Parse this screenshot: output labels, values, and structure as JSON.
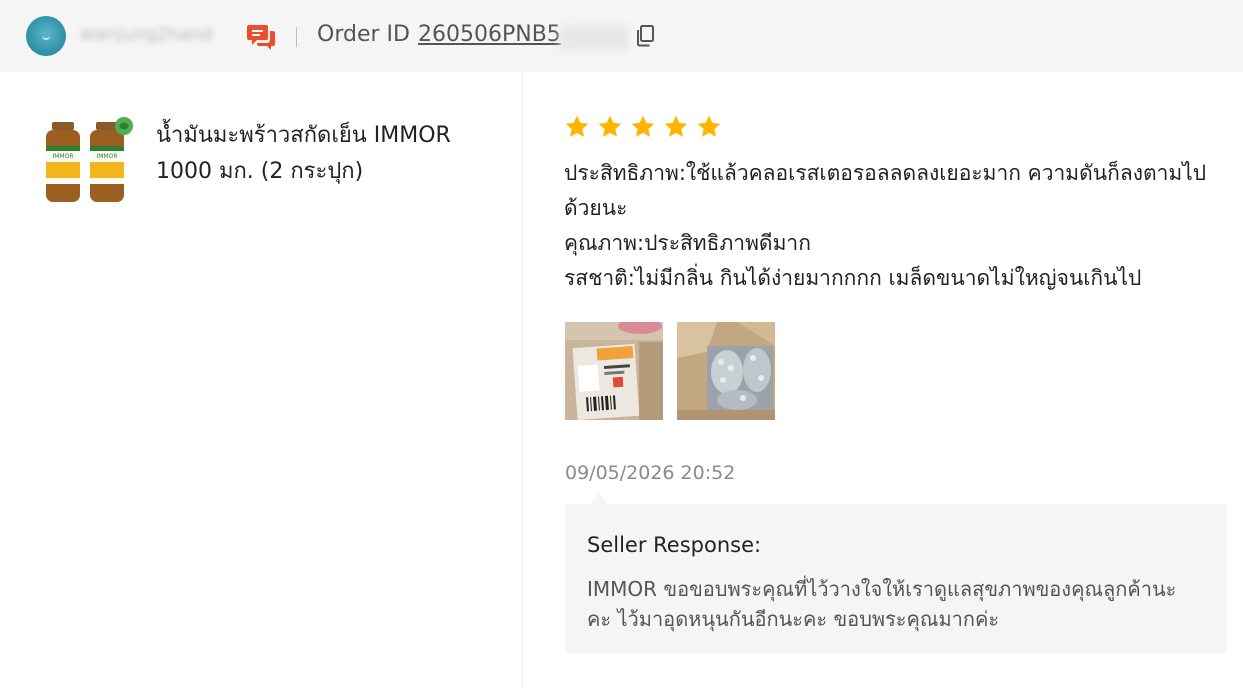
{
  "header": {
    "username": "wanjung2hand",
    "order_label": "Order ID",
    "order_id": "260506PNB5",
    "icons": {
      "avatar": "avatar",
      "chat": "chat-icon",
      "copy": "copy-icon"
    },
    "chat_color": "#ee4d2d"
  },
  "product": {
    "name_line1": "น้ำมันมะพร้าวสกัดเย็น IMMOR",
    "name_line2": "1000 มก. (2 กระปุก)",
    "thumb_label": "IMMOR"
  },
  "review": {
    "rating": 5,
    "max_rating": 5,
    "star_color": "#ffb400",
    "lines": [
      "ประสิทธิภาพ:ใช้แล้วคลอเรสเตอรอลลดลงเยอะมาก ความดันก็ลงตามไปด้วยนะ",
      "คุณภาพ:ประสิทธิภาพดีมาก",
      "รสชาติ:ไม่มีกลิ่น กินได้ง่ายมากกกก เมล็ดขนาดไม่ใหญ่จนเกินไป"
    ],
    "photos": [
      "review-photo-parcel-label",
      "review-photo-bubble-wrap"
    ],
    "time": "09/05/2026 20:52"
  },
  "seller_response": {
    "title": "Seller Response:",
    "text": "IMMOR ขอขอบพระคุณที่ไว้วางใจให้เราดูแลสุขภาพของคุณลูกค้านะคะ ไว้มาอุดหนุนกันอีกนะคะ ขอบพระคุณมากค่ะ"
  }
}
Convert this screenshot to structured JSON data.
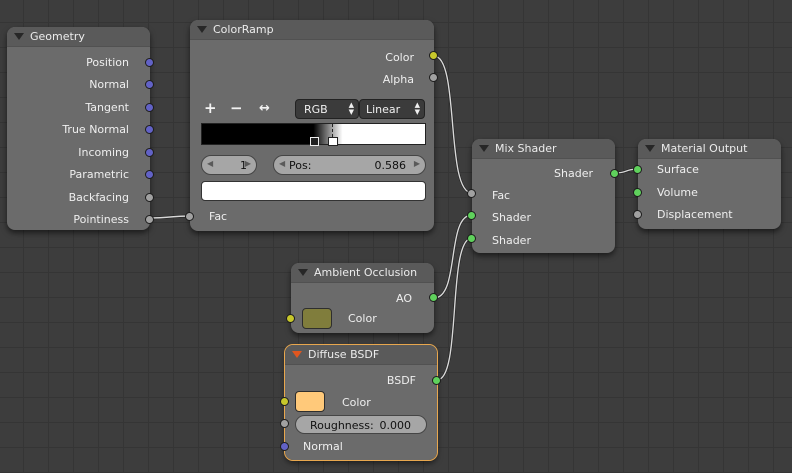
{
  "colors": {
    "vector_socket": "#6262c6",
    "float_socket": "#a1a1a1",
    "shader_socket": "#5fd15c",
    "color_socket": "#c7c72b",
    "ao_color": "#807d3c",
    "diffuse_color": "#ffc97a",
    "selected_outline": "#e8a74e"
  },
  "geometry": {
    "title": "Geometry",
    "outputs": [
      "Position",
      "Normal",
      "Tangent",
      "True Normal",
      "Incoming",
      "Parametric",
      "Backfacing",
      "Pointiness"
    ]
  },
  "colorramp": {
    "title": "ColorRamp",
    "out_color": "Color",
    "out_alpha": "Alpha",
    "add_icon": "+",
    "remove_icon": "−",
    "flip_icon": "↔",
    "color_mode": "RGB",
    "interpolation": "Linear",
    "stop_index": "1",
    "pos_label": "Pos:",
    "pos_value": "0.586",
    "in_fac": "Fac"
  },
  "mix": {
    "title": "Mix Shader",
    "out_shader": "Shader",
    "in_fac": "Fac",
    "in_shader1": "Shader",
    "in_shader2": "Shader"
  },
  "output": {
    "title": "Material Output",
    "surface": "Surface",
    "volume": "Volume",
    "displacement": "Displacement"
  },
  "ao": {
    "title": "Ambient Occlusion",
    "out_ao": "AO",
    "in_color": "Color"
  },
  "diffuse": {
    "title": "Diffuse BSDF",
    "out_bsdf": "BSDF",
    "in_color": "Color",
    "roughness_label": "Roughness:",
    "roughness_value": "0.000",
    "in_normal": "Normal"
  }
}
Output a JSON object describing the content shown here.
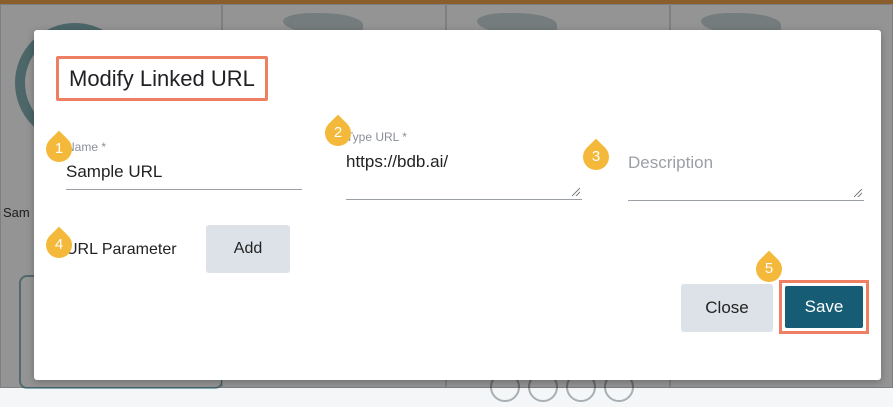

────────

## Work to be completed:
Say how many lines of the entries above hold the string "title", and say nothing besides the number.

## Result:
7